Companies are searching for new and innovative ways to address worst shortage in 16 years
With shortages of employees reaching 16-year highs, affecting as many as three in four businesses, the focus is becoming clear as organizations are increasingly searching for new and innovative measures to address this dire need.
As a new Manpower survey points out, the deficit for new talent reached a new high of 69 per cent in 2021, which contrasted sharply to the figure of 31 per cent in 2010.
“While it’s encouraging to see employers have the intention to hire workers, it’s been increasingly difficult for them to find the talent they need,” says Jonas Prising, ManpowerGroup chairman and CEO. “On top of the skills gap challenge, employers are dealing with wage inflation and competition for workers, as many are switching industries altogether to better suit their lifestyle. The need for organizations like ours to focus on reskilling and creating talent at scale has never been more important.”
The survey, which heard from 40,000 global employers, found that 47 per cent of organizations have hiring plans for the third quarter and a mere 21 per cent felt confident they had enough workers currently.
This worker shortage is also being felt by HR professionals, according to a new Randstad Sourceright survey of more than 900 human capital and C-suite leaders across 18 markets, conducted recently.
While about two-thirds of those asked plan to hire extensively over the next 12 months, 30 per cent of HR leaders cited talent scarcity as a major focus of concern.
This led to about one-quarter of organizations reporting the dearth of employees led to lowered profit outcomes and another 25 per cent reported having to cut back on customer service due to this.
The organizations plan to use such tools as offering more flexible work arrangement, higher compensation, which may include signing bonuses and looking outside their geographical areas for new blood.
According to a leading financial services provider, the shortage is becoming so severe, that it is returning to the global top 10 list of risk in the Allianz Risk Barometer 2022.
The barometer, which is based on the insight of 2,650 risk management experts from 89 countries and territories, also found that shortage of a skilled workforce was a top five risk in the engineering, construction, real estate, public service and health-care sectors, and it was the top risk for the transportation sector.
“The shortage of skilled labour is concerning for businesses worldwide,” says Thomas Varney, ARC Regional Manager, Allianz Global Corporate and Specialty (AGCS). “With the pandemic, this risk was bumped down the barometer [to 13th position] in 2021 because other things took precedence, but now it’s right back up there as a serious concern.”
This shortage reached a staggering 40 million workers in late 2020 and will rise to 85 million by 2030, says Korn Ferry.
While the scarcity has been in the top 10 before, it continues to vex hiring managers around the world in 2022, says Varney.
“The question on the minds of many business leaders is: how do we backfill positions when you have large amounts of workforce leaving? People are calling this the ‘great resignation’ because people are moving on and trying new things, perhaps after rethinking their priorities as they’ve been home during lockdowns.”
In New Zealand, the labour problem is one of the top concerns, especially in the wake of the Omicron variant.

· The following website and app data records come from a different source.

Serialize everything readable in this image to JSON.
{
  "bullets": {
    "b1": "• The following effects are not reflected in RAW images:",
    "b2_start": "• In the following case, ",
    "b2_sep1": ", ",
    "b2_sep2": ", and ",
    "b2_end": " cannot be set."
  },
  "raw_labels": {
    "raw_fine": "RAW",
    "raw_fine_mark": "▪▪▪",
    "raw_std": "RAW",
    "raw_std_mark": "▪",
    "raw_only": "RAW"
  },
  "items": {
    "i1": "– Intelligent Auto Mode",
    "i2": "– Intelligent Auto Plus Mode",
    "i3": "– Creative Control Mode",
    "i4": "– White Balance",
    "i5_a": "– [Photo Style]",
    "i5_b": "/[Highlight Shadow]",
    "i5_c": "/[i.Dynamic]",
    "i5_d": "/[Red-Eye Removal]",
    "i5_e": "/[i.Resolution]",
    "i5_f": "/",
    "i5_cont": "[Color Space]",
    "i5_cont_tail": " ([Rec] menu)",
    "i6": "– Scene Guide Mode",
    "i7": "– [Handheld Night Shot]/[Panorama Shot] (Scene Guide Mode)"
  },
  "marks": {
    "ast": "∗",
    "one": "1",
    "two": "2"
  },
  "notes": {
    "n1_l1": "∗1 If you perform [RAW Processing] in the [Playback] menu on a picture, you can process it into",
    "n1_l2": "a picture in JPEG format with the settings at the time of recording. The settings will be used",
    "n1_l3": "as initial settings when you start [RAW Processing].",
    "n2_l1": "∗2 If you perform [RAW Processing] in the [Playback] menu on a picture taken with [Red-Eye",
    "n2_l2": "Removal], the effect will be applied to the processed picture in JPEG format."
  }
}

“Our data confirmed the labour market was extremely stretched, with the unemployment rate held at the record low of 3.2 per cent,” says Mark Smith, ASB Bank senior economist in releasing its first quarter labour market review.

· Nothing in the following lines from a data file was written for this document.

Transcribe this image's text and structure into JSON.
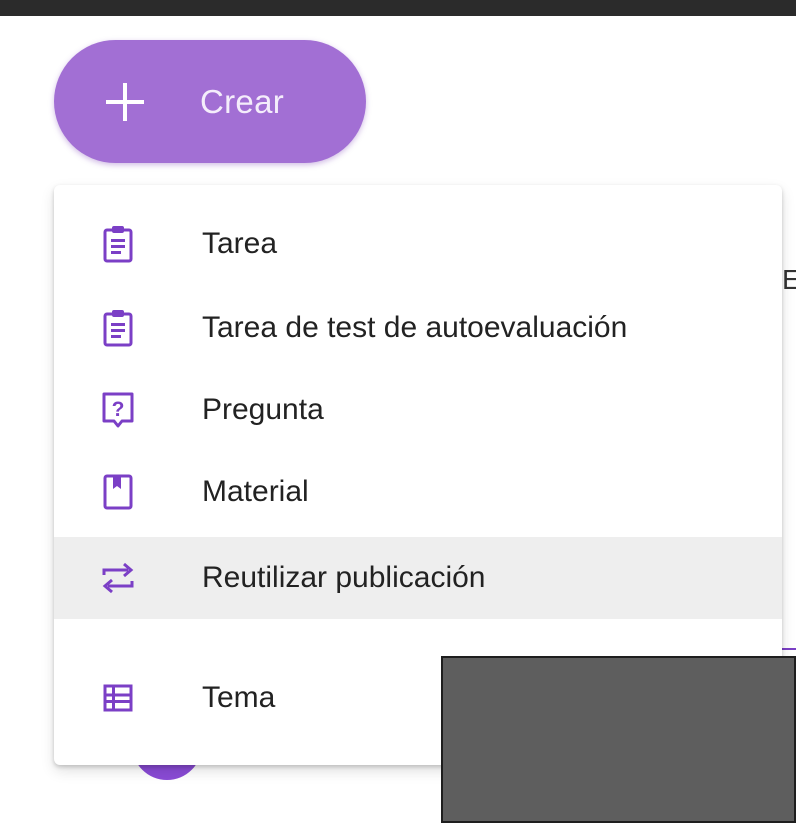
{
  "create": {
    "label": "Crear",
    "icon": "plus-icon"
  },
  "menu": {
    "items": [
      {
        "label": "Tarea",
        "icon": "assignment-icon"
      },
      {
        "label": "Tarea de test de autoevaluación",
        "icon": "quiz-assignment-icon"
      },
      {
        "label": "Pregunta",
        "icon": "question-icon"
      },
      {
        "label": "Material",
        "icon": "material-icon"
      },
      {
        "label": "Reutilizar publicación",
        "icon": "reuse-icon",
        "highlighted": true
      },
      {
        "label": "Tema",
        "icon": "topic-icon"
      }
    ]
  },
  "colors": {
    "accent": "#7b3fc6",
    "button": "#a26fd4",
    "highlight": "#eeeeee"
  }
}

With borders opening more and more, expect to see a flood of New Zealand residents flocking abroad for opportunities, he says. “Due to weak demand for workers, slowing wage growth reflects increasing difficulties in finding labour given weak labour force growth.”
Lack of skills ignored
In light of this global phenomenon, some employers are loosening their standards in order to boost hiring numbers, according to another survey by Express Employment Professionals.
Half of those surveyed said they disregarded candidates who didn’t possess the required soft skills and 45 per cent overlooked the potential hires lack of experience.
Perhaps more concerning, 26 per cent of employers reported they weren’t concerned about candidates passing a background check and one-fifth said educational degrees was not as important as it was in past years.
“We are seeing companies in a broad range of industry segments — including administrative, accounting, financial and even skilled trades — making adjustments to their requirements. The focus is shifting to candidates who have an aptitude to learn skills,” says Shane DeCoste, Express franchise owner in Halifax.
But one expert is warning employers not to relax their standards.
“Desperate for staff, some employers are softening their hiring criteria to make up the numbers they need to continue operating their businesses. But I don’t believe there are any market conditions under which employers should compromise their talent standards. You may think I’m naïve or out of touch. I get it. You need staff right now. But the decision to lower your standards will come back to bite you,” says Omer Molad, cofounder and CEO at Vervoe, an AI-powered skill-testing platform.